*** Records provided Section Begins ***

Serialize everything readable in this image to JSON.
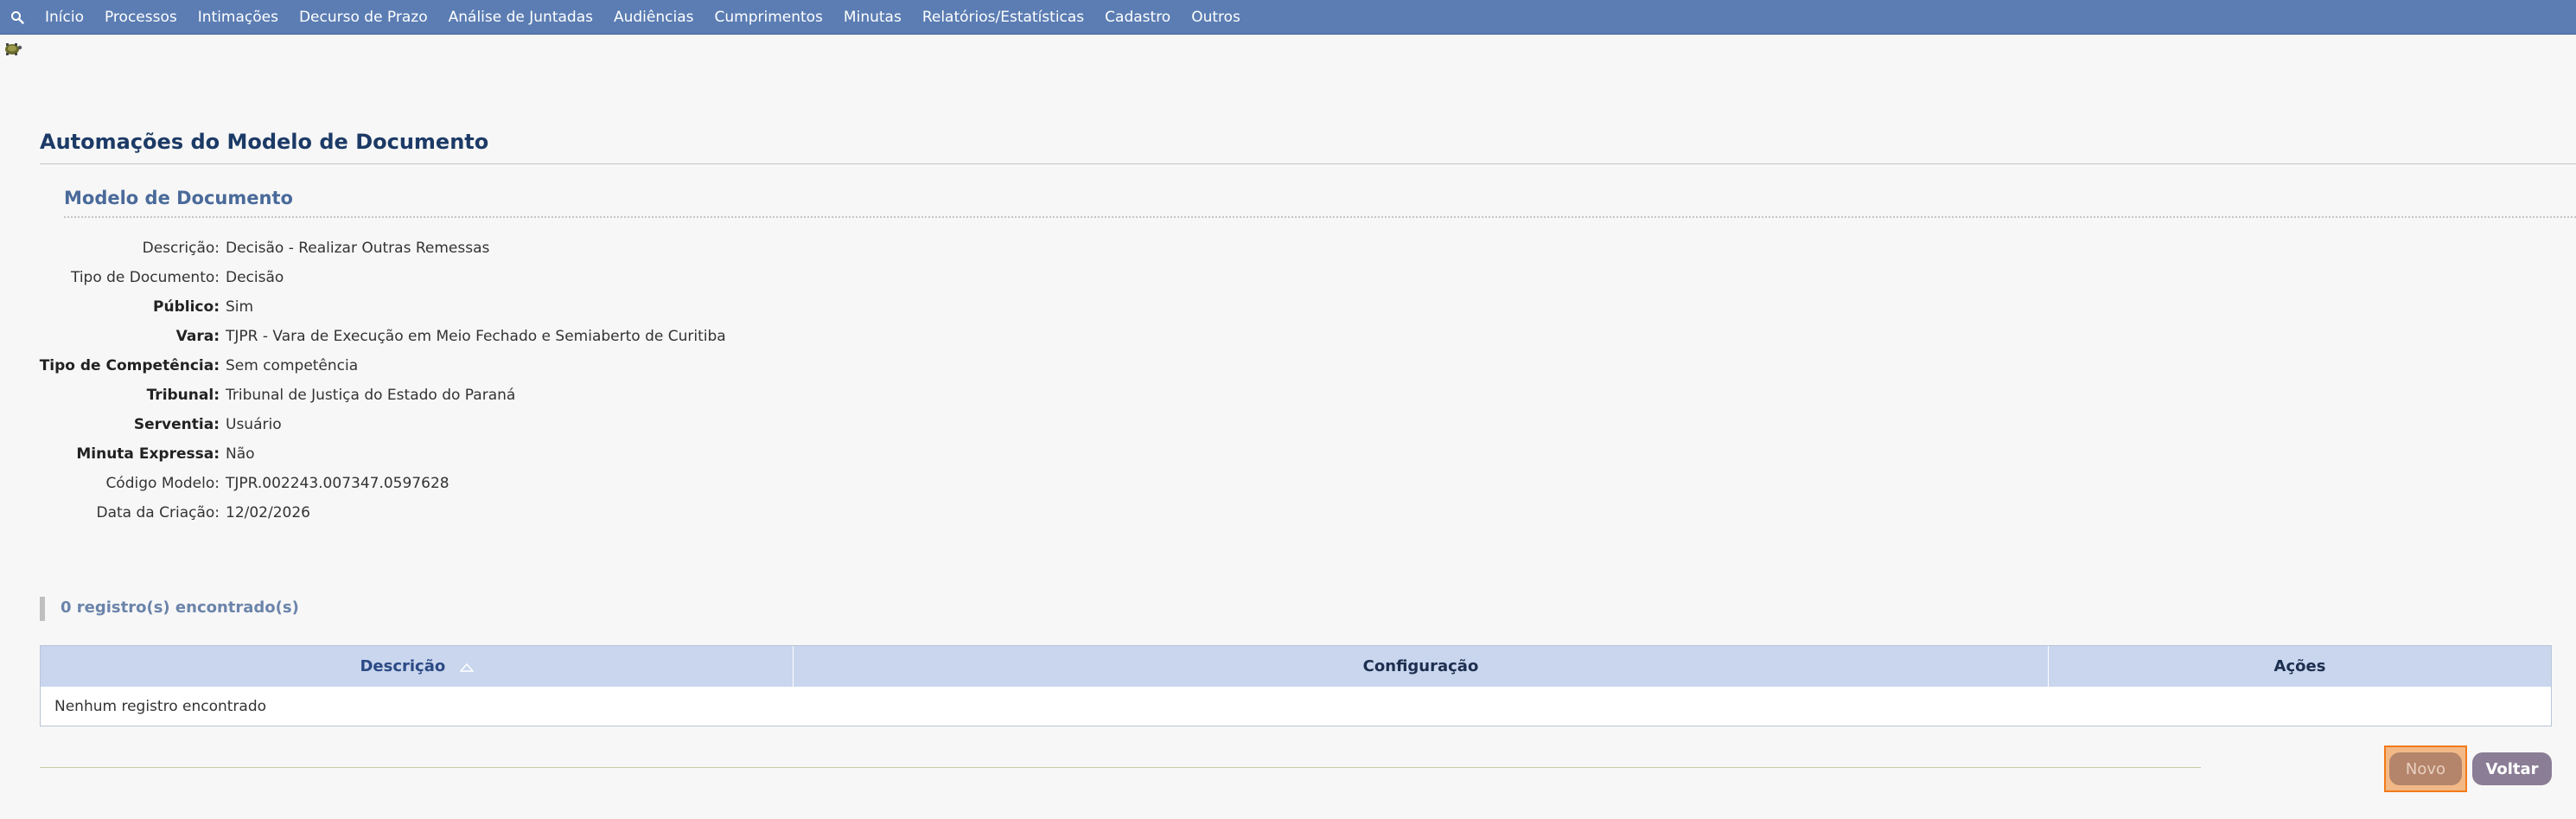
{
  "nav": {
    "items": [
      {
        "label": "Início"
      },
      {
        "label": "Processos"
      },
      {
        "label": "Intimações"
      },
      {
        "label": "Decurso de Prazo"
      },
      {
        "label": "Análise de Juntadas"
      },
      {
        "label": "Audiências"
      },
      {
        "label": "Cumprimentos"
      },
      {
        "label": "Minutas"
      },
      {
        "label": "Relatórios/Estatísticas"
      },
      {
        "label": "Cadastro"
      },
      {
        "label": "Outros"
      }
    ],
    "search_icon": "search-icon",
    "color": "#5b7db3"
  },
  "page": {
    "title": "Automações do Modelo de Documento",
    "section_title": "Modelo de Documento"
  },
  "fields": [
    {
      "label": "Descrição:",
      "value": "Decisão - Realizar Outras Remessas"
    },
    {
      "label": "Tipo de Documento:",
      "value": "Decisão"
    },
    {
      "label": "Público:",
      "value": "Sim"
    },
    {
      "label": "Vara:",
      "value": "TJPR - Vara de Execução em Meio Fechado e Semiaberto de Curitiba"
    },
    {
      "label": "Tipo de Competência:",
      "value": "Sem competência"
    },
    {
      "label": "Tribunal:",
      "value": "Tribunal de Justiça do Estado do Paraná"
    },
    {
      "label": "Serventia:",
      "value": "Usuário"
    },
    {
      "label": "Minuta Expressa:",
      "value": "Não"
    },
    {
      "label": "Código Modelo:",
      "value": "TJPR.002243.007347.0597628"
    },
    {
      "label": "Data da Criação:",
      "value": "12/02/2026"
    }
  ],
  "records": {
    "count_text": "0 registro(s) encontrado(s)"
  },
  "table": {
    "columns": [
      "Descrição",
      "Configuração",
      "Ações"
    ],
    "empty_text": "Nenhum registro encontrado"
  },
  "buttons": {
    "novo": "Novo",
    "voltar": "Voltar"
  }
}
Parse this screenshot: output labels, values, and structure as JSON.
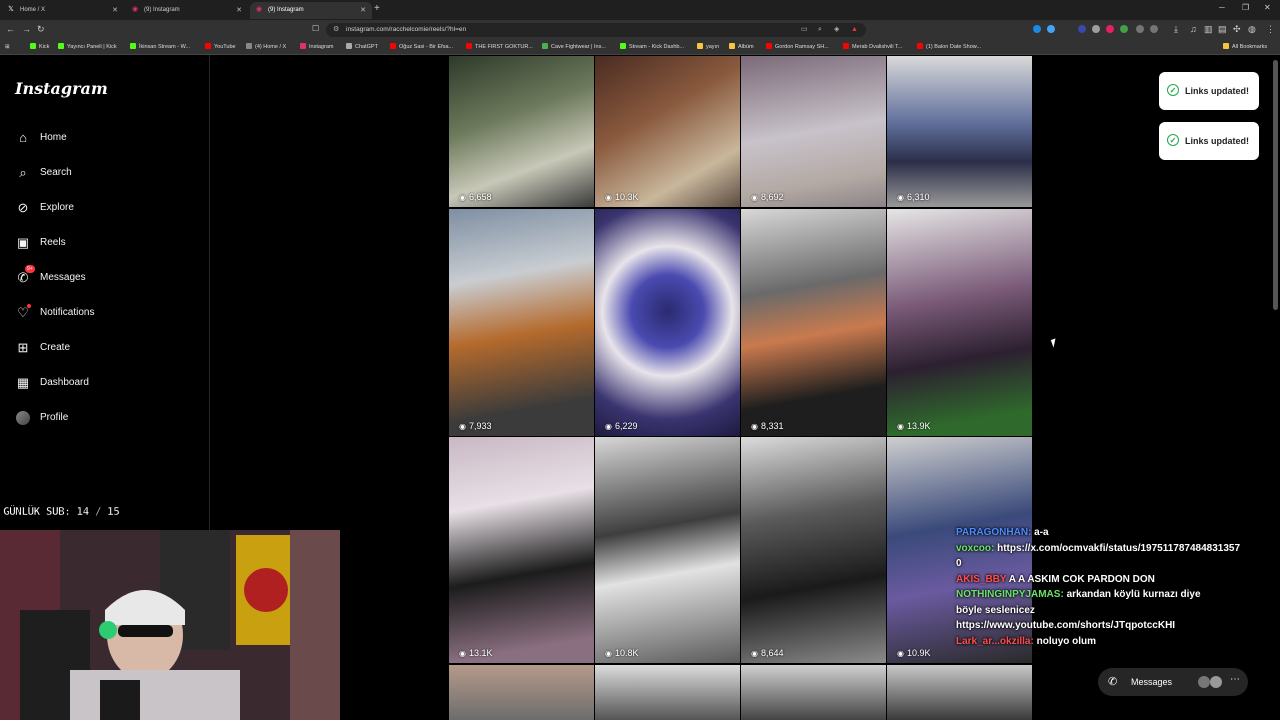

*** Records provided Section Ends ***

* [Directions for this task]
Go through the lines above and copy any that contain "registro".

* [Response box]
    "count_text": "0 registro(s) encontrado(s)"
    "empty_text": "Nenhum registro encontrado"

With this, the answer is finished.